**Work instruction**
Read through the listing below and copy each line in which the word "country" occurs.

**Input**
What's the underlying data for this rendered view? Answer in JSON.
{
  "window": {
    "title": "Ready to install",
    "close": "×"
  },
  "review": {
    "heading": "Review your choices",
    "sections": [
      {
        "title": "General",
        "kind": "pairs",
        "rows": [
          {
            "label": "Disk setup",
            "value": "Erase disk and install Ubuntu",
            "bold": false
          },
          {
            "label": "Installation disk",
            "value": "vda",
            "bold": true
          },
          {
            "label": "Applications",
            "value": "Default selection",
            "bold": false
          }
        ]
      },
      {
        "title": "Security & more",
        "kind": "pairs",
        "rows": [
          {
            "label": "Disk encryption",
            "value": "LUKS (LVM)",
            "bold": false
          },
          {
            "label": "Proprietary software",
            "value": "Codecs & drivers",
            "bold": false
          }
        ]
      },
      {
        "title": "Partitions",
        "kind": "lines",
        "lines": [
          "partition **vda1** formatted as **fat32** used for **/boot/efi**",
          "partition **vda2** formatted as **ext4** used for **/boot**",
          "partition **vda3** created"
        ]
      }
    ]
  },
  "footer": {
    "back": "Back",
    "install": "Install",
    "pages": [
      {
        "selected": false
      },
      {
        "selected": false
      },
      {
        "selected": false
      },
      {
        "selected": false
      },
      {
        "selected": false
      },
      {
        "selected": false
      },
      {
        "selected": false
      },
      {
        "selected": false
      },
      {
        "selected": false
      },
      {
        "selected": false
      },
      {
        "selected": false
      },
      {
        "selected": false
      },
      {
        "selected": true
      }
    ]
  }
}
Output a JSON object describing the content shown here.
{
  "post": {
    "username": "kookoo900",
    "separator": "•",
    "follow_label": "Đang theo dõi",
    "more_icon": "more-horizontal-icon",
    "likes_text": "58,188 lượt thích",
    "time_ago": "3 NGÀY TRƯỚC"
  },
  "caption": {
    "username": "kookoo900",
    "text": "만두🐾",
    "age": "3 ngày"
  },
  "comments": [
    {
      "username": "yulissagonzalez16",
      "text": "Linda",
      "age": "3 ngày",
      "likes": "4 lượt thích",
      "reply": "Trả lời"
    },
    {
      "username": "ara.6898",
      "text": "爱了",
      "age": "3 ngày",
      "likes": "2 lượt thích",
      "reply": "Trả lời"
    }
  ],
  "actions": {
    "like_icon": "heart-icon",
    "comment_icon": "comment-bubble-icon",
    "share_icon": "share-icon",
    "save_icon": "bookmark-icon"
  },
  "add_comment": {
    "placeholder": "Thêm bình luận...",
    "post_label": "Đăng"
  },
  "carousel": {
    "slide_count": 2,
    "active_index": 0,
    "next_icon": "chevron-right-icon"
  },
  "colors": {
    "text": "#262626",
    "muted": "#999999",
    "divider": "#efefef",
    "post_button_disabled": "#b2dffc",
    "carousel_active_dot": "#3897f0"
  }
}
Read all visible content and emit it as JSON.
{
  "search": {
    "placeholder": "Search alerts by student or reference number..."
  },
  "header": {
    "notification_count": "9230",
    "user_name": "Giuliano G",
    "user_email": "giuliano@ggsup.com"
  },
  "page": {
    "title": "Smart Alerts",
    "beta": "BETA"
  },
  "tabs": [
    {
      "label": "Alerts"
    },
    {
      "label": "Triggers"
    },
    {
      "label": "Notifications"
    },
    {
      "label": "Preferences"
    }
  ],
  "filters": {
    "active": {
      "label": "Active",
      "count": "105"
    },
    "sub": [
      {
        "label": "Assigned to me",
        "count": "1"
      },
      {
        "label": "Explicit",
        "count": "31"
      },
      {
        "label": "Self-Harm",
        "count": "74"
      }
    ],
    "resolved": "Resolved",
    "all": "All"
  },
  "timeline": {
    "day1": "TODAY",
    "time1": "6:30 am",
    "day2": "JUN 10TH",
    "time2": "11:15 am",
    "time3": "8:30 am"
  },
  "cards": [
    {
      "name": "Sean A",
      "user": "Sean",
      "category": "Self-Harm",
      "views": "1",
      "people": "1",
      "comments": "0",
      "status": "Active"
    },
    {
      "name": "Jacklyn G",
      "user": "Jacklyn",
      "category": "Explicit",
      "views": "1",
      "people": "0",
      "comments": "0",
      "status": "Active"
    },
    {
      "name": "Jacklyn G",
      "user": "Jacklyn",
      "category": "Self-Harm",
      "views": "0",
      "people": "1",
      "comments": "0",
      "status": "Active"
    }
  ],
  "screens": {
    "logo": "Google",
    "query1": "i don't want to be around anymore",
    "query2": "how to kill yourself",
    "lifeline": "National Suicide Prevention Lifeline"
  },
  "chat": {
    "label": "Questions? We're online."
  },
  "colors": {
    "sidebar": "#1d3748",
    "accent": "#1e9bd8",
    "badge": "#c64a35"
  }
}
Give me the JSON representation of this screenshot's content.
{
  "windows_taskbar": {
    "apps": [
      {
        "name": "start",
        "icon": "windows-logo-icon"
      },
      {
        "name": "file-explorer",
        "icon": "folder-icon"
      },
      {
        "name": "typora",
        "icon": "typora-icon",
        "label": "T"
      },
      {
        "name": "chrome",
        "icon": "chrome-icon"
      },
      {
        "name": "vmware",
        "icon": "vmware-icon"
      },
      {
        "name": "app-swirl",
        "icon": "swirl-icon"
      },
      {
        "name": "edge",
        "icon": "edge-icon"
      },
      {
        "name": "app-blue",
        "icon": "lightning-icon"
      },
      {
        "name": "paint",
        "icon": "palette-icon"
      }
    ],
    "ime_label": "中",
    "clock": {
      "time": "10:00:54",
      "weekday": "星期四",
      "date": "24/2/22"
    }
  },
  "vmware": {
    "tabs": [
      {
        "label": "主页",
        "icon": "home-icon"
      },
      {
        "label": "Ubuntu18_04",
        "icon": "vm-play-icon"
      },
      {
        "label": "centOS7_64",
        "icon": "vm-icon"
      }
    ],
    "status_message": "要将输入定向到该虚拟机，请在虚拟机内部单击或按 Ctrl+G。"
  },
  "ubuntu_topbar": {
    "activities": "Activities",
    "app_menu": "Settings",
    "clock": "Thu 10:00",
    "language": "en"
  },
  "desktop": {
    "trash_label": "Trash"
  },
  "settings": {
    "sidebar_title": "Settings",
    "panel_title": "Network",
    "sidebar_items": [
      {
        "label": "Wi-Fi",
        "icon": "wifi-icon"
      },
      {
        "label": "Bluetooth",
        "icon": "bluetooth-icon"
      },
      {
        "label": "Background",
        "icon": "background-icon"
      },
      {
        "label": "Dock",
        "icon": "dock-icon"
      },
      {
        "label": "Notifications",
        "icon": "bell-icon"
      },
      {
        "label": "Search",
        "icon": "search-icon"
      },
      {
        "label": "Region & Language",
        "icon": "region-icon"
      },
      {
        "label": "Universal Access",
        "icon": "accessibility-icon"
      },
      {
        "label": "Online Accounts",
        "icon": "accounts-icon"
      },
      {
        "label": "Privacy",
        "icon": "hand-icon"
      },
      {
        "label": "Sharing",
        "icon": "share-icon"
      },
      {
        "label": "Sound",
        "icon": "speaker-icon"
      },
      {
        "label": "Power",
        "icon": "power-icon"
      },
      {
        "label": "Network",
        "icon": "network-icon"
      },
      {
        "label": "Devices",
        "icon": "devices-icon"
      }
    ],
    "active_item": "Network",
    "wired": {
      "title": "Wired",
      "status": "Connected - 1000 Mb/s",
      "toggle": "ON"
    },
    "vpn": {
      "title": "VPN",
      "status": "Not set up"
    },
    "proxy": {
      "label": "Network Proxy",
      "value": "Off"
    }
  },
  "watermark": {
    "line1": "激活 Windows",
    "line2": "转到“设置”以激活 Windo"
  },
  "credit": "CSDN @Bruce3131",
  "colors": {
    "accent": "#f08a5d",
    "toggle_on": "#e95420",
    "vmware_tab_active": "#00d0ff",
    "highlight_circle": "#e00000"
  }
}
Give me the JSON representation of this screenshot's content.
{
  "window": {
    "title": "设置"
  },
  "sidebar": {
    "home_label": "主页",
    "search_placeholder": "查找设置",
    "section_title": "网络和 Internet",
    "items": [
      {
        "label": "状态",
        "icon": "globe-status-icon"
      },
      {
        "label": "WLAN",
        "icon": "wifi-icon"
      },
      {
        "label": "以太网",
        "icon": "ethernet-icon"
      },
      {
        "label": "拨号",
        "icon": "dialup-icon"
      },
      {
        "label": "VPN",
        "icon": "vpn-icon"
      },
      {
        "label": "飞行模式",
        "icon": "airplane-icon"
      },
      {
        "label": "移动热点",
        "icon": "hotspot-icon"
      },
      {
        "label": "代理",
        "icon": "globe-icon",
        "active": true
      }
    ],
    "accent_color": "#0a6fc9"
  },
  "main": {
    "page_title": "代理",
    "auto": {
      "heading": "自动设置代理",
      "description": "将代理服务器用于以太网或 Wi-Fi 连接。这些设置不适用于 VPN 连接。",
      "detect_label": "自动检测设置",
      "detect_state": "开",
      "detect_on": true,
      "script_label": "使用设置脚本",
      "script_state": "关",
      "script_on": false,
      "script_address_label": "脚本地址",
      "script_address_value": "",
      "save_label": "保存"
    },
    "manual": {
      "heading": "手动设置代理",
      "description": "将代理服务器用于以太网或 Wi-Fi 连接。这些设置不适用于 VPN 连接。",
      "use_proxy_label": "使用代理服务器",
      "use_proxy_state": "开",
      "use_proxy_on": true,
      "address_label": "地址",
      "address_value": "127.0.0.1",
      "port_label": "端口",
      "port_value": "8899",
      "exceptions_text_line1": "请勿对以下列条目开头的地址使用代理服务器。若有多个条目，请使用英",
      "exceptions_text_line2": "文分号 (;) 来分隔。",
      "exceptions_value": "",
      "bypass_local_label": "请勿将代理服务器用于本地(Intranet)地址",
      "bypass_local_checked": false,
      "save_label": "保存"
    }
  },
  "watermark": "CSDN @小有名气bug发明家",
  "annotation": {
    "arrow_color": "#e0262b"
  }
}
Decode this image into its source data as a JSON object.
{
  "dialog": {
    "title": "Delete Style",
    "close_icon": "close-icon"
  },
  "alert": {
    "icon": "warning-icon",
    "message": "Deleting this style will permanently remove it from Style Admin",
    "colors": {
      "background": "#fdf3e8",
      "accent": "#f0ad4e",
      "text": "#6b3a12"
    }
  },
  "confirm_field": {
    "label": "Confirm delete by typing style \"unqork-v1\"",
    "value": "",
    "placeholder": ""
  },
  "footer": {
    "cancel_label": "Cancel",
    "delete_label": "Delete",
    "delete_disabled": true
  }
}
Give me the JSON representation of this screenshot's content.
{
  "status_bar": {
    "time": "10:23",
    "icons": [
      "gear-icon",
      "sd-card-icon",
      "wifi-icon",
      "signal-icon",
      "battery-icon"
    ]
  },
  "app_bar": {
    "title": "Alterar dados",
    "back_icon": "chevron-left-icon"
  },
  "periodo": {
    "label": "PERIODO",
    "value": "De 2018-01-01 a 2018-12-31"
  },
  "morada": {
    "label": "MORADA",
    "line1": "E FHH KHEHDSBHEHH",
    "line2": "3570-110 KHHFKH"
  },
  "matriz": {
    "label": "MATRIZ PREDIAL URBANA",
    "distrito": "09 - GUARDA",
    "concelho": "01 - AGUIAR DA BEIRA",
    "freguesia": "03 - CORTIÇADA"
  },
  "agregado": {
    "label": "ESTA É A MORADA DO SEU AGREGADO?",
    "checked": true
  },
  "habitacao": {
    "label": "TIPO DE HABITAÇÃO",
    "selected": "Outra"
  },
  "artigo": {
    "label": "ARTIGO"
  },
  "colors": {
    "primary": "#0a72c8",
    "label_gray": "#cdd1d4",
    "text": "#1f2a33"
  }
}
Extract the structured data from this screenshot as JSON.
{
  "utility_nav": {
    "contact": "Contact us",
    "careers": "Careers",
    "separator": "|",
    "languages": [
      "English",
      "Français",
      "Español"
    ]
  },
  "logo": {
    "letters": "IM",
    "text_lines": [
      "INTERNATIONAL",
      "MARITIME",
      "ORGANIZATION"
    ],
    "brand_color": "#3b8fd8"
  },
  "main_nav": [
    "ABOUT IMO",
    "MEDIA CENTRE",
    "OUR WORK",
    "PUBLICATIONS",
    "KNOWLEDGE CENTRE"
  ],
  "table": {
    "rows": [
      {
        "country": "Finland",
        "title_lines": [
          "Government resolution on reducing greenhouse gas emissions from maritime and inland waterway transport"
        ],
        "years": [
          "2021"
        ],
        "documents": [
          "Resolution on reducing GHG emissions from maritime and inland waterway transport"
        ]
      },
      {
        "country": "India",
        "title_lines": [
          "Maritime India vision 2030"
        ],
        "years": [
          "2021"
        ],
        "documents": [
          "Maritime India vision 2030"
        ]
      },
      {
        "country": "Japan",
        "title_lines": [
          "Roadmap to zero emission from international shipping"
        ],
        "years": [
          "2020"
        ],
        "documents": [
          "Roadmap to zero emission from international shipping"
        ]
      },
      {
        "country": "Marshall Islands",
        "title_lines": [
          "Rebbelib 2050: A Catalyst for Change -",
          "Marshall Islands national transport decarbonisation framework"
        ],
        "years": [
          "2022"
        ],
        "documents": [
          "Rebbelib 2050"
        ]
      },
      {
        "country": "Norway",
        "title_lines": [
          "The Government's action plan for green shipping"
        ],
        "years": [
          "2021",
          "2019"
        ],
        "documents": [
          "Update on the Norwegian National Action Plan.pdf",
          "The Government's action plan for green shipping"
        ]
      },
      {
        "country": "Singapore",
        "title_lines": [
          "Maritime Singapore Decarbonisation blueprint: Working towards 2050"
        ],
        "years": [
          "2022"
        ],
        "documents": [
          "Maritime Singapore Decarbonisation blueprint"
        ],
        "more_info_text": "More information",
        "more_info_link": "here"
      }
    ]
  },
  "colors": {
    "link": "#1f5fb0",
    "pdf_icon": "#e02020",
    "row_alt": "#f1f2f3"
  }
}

**Worked solution**
        "country": "Finland",
        "country": "India",
        "country": "Japan",
        "country": "Marshall Islands",
        "country": "Norway",
        "country": "Singapore",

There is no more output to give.